YOUR ASSIGNMENT: Write each entry out once more, please, precisely as shown.

#### PROVIDED RECORDS ####

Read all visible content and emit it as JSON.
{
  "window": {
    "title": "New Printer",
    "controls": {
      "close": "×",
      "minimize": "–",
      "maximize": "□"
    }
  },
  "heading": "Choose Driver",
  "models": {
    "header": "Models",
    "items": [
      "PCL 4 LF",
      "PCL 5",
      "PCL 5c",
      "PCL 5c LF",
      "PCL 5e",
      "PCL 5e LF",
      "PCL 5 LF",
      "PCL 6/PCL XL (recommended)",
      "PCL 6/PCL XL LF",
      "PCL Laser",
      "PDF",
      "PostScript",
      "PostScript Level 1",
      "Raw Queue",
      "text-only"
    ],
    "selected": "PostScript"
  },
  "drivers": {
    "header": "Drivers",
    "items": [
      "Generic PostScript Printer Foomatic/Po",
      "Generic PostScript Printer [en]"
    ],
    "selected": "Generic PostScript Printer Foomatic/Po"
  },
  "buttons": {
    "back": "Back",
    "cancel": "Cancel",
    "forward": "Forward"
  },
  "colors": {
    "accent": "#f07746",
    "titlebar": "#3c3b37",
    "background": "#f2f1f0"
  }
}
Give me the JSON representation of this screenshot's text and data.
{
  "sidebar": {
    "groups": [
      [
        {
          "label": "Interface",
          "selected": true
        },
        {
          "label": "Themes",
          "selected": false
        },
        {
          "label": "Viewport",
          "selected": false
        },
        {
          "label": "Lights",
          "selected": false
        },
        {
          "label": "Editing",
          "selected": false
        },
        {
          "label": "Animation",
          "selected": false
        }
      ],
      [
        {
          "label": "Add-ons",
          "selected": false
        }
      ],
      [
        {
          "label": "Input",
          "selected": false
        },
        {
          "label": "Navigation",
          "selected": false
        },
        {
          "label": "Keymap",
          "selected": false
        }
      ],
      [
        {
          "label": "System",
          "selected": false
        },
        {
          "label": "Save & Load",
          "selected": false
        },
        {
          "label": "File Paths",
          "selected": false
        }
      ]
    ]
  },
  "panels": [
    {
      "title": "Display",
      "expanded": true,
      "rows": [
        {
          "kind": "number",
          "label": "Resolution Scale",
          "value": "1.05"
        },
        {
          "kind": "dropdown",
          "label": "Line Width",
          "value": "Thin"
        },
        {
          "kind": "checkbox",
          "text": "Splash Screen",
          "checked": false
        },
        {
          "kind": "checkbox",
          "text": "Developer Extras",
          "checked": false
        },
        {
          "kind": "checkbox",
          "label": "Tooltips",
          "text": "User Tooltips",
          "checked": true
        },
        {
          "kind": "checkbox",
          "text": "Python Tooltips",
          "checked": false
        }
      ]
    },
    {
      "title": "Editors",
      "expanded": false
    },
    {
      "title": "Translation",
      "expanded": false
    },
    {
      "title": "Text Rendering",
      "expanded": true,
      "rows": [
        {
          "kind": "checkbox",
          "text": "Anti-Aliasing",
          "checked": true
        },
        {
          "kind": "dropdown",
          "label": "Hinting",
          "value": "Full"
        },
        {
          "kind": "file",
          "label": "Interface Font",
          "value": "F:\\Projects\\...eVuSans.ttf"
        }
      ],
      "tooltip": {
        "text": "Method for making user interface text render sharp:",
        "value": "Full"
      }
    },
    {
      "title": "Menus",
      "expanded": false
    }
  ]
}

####

YOUR SOLUTION:
Read all visible content and emit it as JSON.
{
  "window": {
    "title": "New Printer",
    "controls": {
      "close": "×",
      "minimize": "–",
      "maximize": "□"
    }
  },
  "heading": "Choose Driver",
  "models": {
    "header": "Models",
    "items": [
      "PCL 4 LF",
      "PCL 5",
      "PCL 5c",
      "PCL 5c LF",
      "PCL 5e",
      "PCL 5e LF",
      "PCL 5 LF",
      "PCL 6/PCL XL (recommended)",
      "PCL 6/PCL XL LF",
      "PCL Laser",
      "PDF",
      "PostScript",
      "PostScript Level 1",
      "Raw Queue",
      "text-only"
    ],
    "selected": "PostScript"
  },
  "drivers": {
    "header": "Drivers",
    "items": [
      "Generic PostScript Printer Foomatic/Po",
      "Generic PostScript Printer [en]"
    ],
    "selected": "Generic PostScript Printer Foomatic/Po"
  },
  "buttons": {
    "back": "Back",
    "cancel": "Cancel",
    "forward": "Forward"
  },
  "colors": {
    "accent": "#f07746",
    "titlebar": "#3c3b37",
    "background": "#f2f1f0"
  }
}
Give me the JSON representation of this screenshot's text and data.
{
  "sidebar": {
    "groups": [
      [
        {
          "label": "Interface",
          "selected": true
        },
        {
          "label": "Themes",
          "selected": false
        },
        {
          "label": "Viewport",
          "selected": false
        },
        {
          "label": "Lights",
          "selected": false
        },
        {
          "label": "Editing",
          "selected": false
        },
        {
          "label": "Animation",
          "selected": false
        }
      ],
      [
        {
          "label": "Add-ons",
          "selected": false
        }
      ],
      [
        {
          "label": "Input",
          "selected": false
        },
        {
          "label": "Navigation",
          "selected": false
        },
        {
          "label": "Keymap",
          "selected": false
        }
      ],
      [
        {
          "label": "System",
          "selected": false
        },
        {
          "label": "Save & Load",
          "selected": false
        },
        {
          "label": "File Paths",
          "selected": false
        }
      ]
    ]
  },
  "panels": [
    {
      "title": "Display",
      "expanded": true,
      "rows": [
        {
          "kind": "number",
          "label": "Resolution Scale",
          "value": "1.05"
        },
        {
          "kind": "dropdown",
          "label": "Line Width",
          "value": "Thin"
        },
        {
          "kind": "checkbox",
          "text": "Splash Screen",
          "checked": false
        },
        {
          "kind": "checkbox",
          "text": "Developer Extras",
          "checked": false
        },
        {
          "kind": "checkbox",
          "label": "Tooltips",
          "text": "User Tooltips",
          "checked": true
        },
        {
          "kind": "checkbox",
          "text": "Python Tooltips",
          "checked": false
        }
      ]
    },
    {
      "title": "Editors",
      "expanded": false
    },
    {
      "title": "Translation",
      "expanded": false
    },
    {
      "title": "Text Rendering",
      "expanded": true,
      "rows": [
        {
          "kind": "checkbox",
          "text": "Anti-Aliasing",
          "checked": true
        },
        {
          "kind": "dropdown",
          "label": "Hinting",
          "value": "Full"
        },
        {
          "kind": "file",
          "label": "Interface Font",
          "value": "F:\\Projects\\...eVuSans.ttf"
        }
      ],
      "tooltip": {
        "text": "Method for making user interface text render sharp:",
        "value": "Full"
      }
    },
    {
      "title": "Menus",
      "expanded": false
    }
  ]
}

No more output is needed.